The film will be produced by Karlin and Kevin Misher, who will cull the Dumped book for the ingredients to a male-oriented comedy.
Hello, Hubsters . . .
And members of the great and always re-becoming greater Colbert Nation. About two months ago, we celebrated the release of the newest manifesto from our leader, Mr. Stephen Colbert. By now, I am sure you all own and have studied this majestic work and its red, white, and blueprint. Inquiring minds want to know what you think! STEPHEN wants to know what you think. As he pointed out, he “is a humble man,” and a little ego-feeding is in order.
Totally MAD (originally titled The New American Cookbook until cooler heads prevailed) is the ultimate collection of MAD’s most idiotic material, including such classics as Spy vs. Spy, The MAD Fold-in, A MAD Look At…, The Lighter Side of, Horrifying Clichés and The Shadow Knows, plus modern MAD classics including The MAD Strip Club and The Fundalini Pages.
Whether you grew up with MAD in the 50s, 60s, or 70s, reading it with a flashlight under the covers so your parents wouldn’t catch you, or in the 80s, 90s and beyond, reading it while watching the MADtv sketch comedy show or the more recent animated series on the Cartoon Network, this book will bring back fond memories and also provide a great introduction to MAD for new readers. Then again, maybe not.
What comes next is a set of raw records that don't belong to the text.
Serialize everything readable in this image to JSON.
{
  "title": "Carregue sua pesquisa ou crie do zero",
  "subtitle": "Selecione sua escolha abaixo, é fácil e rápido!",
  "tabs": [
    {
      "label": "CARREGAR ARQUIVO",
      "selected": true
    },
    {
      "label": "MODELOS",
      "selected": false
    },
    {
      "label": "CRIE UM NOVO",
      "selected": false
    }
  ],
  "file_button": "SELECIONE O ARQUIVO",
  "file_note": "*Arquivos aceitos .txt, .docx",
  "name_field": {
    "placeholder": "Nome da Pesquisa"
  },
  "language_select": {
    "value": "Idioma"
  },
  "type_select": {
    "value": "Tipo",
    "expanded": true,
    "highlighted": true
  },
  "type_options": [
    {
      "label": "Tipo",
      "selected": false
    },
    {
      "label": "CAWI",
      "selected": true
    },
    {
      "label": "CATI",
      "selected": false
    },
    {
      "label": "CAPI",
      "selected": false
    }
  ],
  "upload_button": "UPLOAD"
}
Includes “The Soul of MAD,” 12 classic cover prints, ten featuring Alfred E. Neuman, MAD’s gap-toothed grinning idiot mascot. These beautiful reproductions are suitable for framing or wrapping fish.